▶ **What the exercise asks**
When you come to a picture, pass over it, and set down the entries below exactly.

━━ The data

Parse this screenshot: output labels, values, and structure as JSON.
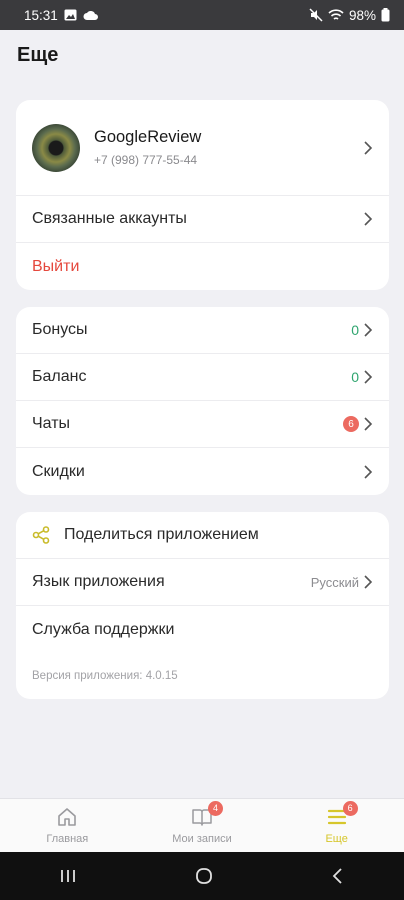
{
  "status_bar": {
    "time": "15:31",
    "battery": "98%"
  },
  "page_title": "Еще",
  "profile": {
    "name": "GoogleReview",
    "phone": "+7 (998) 777-55-44"
  },
  "account_card": {
    "linked_accounts": "Связанные аккаунты",
    "logout": "Выйти"
  },
  "finance_card": {
    "bonuses": {
      "label": "Бонусы",
      "value": "0"
    },
    "balance": {
      "label": "Баланс",
      "value": "0"
    },
    "chats": {
      "label": "Чаты",
      "badge": "6"
    },
    "discounts": {
      "label": "Скидки"
    }
  },
  "settings_card": {
    "share": "Поделиться приложением",
    "language_label": "Язык приложения",
    "language_value": "Русский",
    "support": "Служба поддержки",
    "version": "Версия приложения: 4.0.15"
  },
  "tab_bar": {
    "home": "Главная",
    "records": "Мои записи",
    "records_badge": "4",
    "more": "Еще",
    "more_badge": "6"
  },
  "colors": {
    "accent_yellow": "#d6c62b",
    "danger_red": "#e5483d",
    "success_green": "#2fa56f",
    "badge_red": "#ec6a60"
  },
  "icons": {
    "status_left": [
      "image-icon",
      "cloud-icon"
    ],
    "status_right": [
      "mute-icon",
      "wifi-icon",
      "battery-icon"
    ],
    "share": "share-icon",
    "tabs": [
      "home-icon",
      "book-icon",
      "menu-icon"
    ],
    "system_nav": [
      "recents-icon",
      "home-circle-icon",
      "back-icon"
    ]
  }
}
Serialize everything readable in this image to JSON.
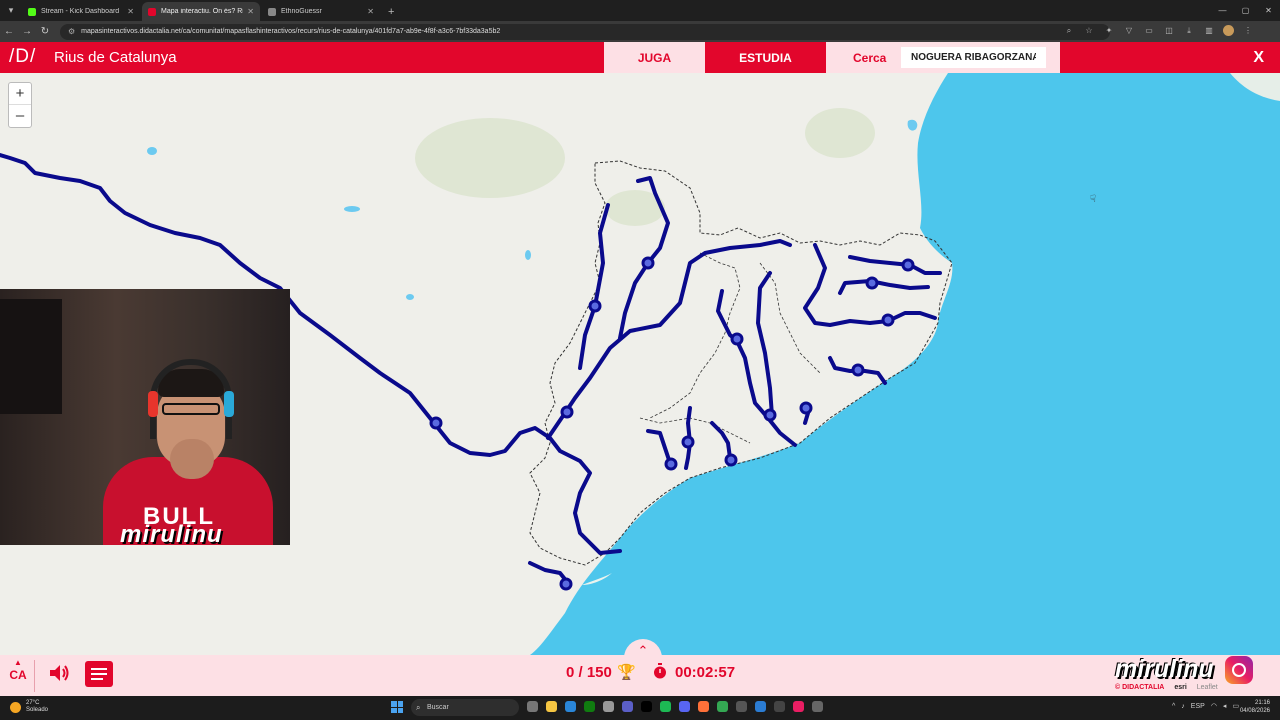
{
  "browser": {
    "tabs": [
      {
        "title": "Stream - Kick Dashboard",
        "active": false,
        "color": "#53fc18"
      },
      {
        "title": "Mapa interactiu. On és? Rius de C",
        "active": true,
        "color": "#e2062c"
      },
      {
        "title": "EthnoGuessr",
        "active": false,
        "color": "#888888"
      }
    ],
    "url": "mapasinteractivos.didactalia.net/ca/comunitat/mapasflashinteractivos/recurs/rius-de-catalunya/401fd7a7-ab9e-4f8f-a3c6-7bf33da3a5b2"
  },
  "app": {
    "logo": "/D/",
    "title": "Rius de Catalunya",
    "tabs": {
      "play": "JUGA",
      "study": "ESTUDIA"
    },
    "search_label": "Cerca",
    "search_value": "NOGUERA RIBAGORZANA",
    "close_label": "X",
    "brand_color": "#e2062c",
    "light_color": "#fde0e5"
  },
  "map": {
    "zoom_in": "+",
    "zoom_out": "–",
    "sea_color": "#4dc6ec",
    "land_color": "#efefea",
    "river_color": "#0a0a8c"
  },
  "webcam": {
    "overlay_text": "mirulinu"
  },
  "footer": {
    "language": "CA",
    "score": "0 / 150",
    "timer": "00:02:57",
    "social_name": "mirulinu",
    "credits": [
      "© DIDACTALIA",
      "esri",
      "Leaflet"
    ]
  },
  "taskbar": {
    "weather_temp": "27°C",
    "weather_desc": "Soleado",
    "search": "Buscar",
    "lang": "ESP",
    "time": "21:16",
    "date": "04/08/2026"
  }
}
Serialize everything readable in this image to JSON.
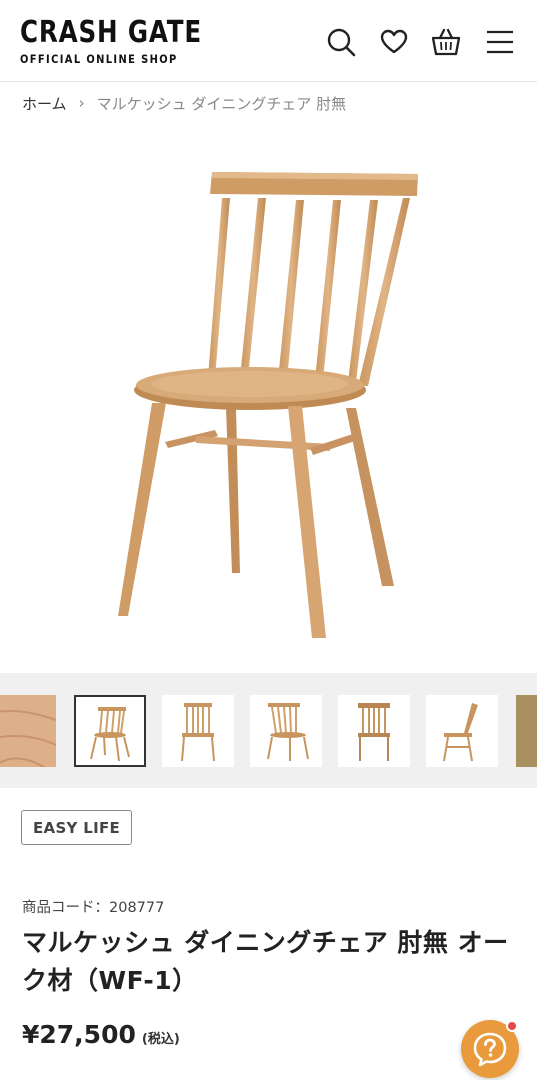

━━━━

▶ **Expected answer**
Parse this screenshot: output labels, values, and structure as JSON.
{
  "status_bar": {
    "time": "15:31",
    "battery": "98%"
  },
  "page_title": "Еще",
  "profile": {
    "name": "GoogleReview",
    "phone": "+7 (998) 777-55-44"
  },
  "account_card": {
    "linked_accounts": "Связанные аккаунты",
    "logout": "Выйти"
  },
  "finance_card": {
    "bonuses": {
      "label": "Бонусы",
      "value": "0"
    },
    "balance": {
      "label": "Баланс",
      "value": "0"
    },
    "chats": {
      "label": "Чаты",
      "badge": "6"
    },
    "discounts": {
      "label": "Скидки"
    }
  },
  "settings_card": {
    "share": "Поделиться приложением",
    "language_label": "Язык приложения",
    "language_value": "Русский",
    "support": "Служба поддержки",
    "version": "Версия приложения: 4.0.15"
  },
  "tab_bar": {
    "home": "Главная",
    "records": "Мои записи",
    "records_badge": "4",
    "more": "Еще",
    "more_badge": "6"
  },
  "colors": {
    "accent_yellow": "#d6c62b",
    "danger_red": "#e5483d",
    "success_green": "#2fa56f",
    "badge_red": "#ec6a60"
  },
  "icons": {
    "status_left": [
      "image-icon",
      "cloud-icon"
    ],
    "status_right": [
      "mute-icon",
      "wifi-icon",
      "battery-icon"
    ],
    "share": "share-icon",
    "tabs": [
      "home-icon",
      "book-icon",
      "menu-icon"
    ],
    "system_nav": [
      "recents-icon",
      "home-circle-icon",
      "back-icon"
    ]
  }
}
Serialize everything readable in this image to JSON.
{
  "browser": {
    "tabs": [
      {
        "title": "Stream - Kick Dashboard",
        "active": false,
        "color": "#53fc18"
      },
      {
        "title": "Mapa interactiu. On és? Rius de C",
        "active": true,
        "color": "#e2062c"
      },
      {
        "title": "EthnoGuessr",
        "active": false,
        "color": "#888888"
      }
    ],
    "url": "mapasinteractivos.didactalia.net/ca/comunitat/mapasflashinteractivos/recurs/rius-de-catalunya/401fd7a7-ab9e-4f8f-a3c6-7bf33da3a5b2"
  },
  "app": {
    "logo": "/D/",
    "title": "Rius de Catalunya",
    "tabs": {
      "play": "JUGA",
      "study": "ESTUDIA"
    },
    "search_label": "Cerca",
    "search_value": "NOGUERA RIBAGORZANA",
    "close_label": "X",
    "brand_color": "#e2062c",
    "light_color": "#fde0e5"
  },
  "map": {
    "zoom_in": "+",
    "zoom_out": "–",
    "sea_color": "#4dc6ec",
    "land_color": "#efefea",
    "river_color": "#0a0a8c"
  },
  "webcam": {
    "overlay_text": "mirulinu"
  },
  "footer": {
    "language": "CA",
    "score": "0 / 150",
    "timer": "00:02:57",
    "social_name": "mirulinu",
    "credits": [
      "© DIDACTALIA",
      "esri",
      "Leaflet"
    ]
  },
  "taskbar": {
    "weather_temp": "27°C",
    "weather_desc": "Soleado",
    "search": "Buscar",
    "lang": "ESP",
    "time": "21:16",
    "date": "04/08/2026"
  }
}
Serialize everything readable in this image to JSON.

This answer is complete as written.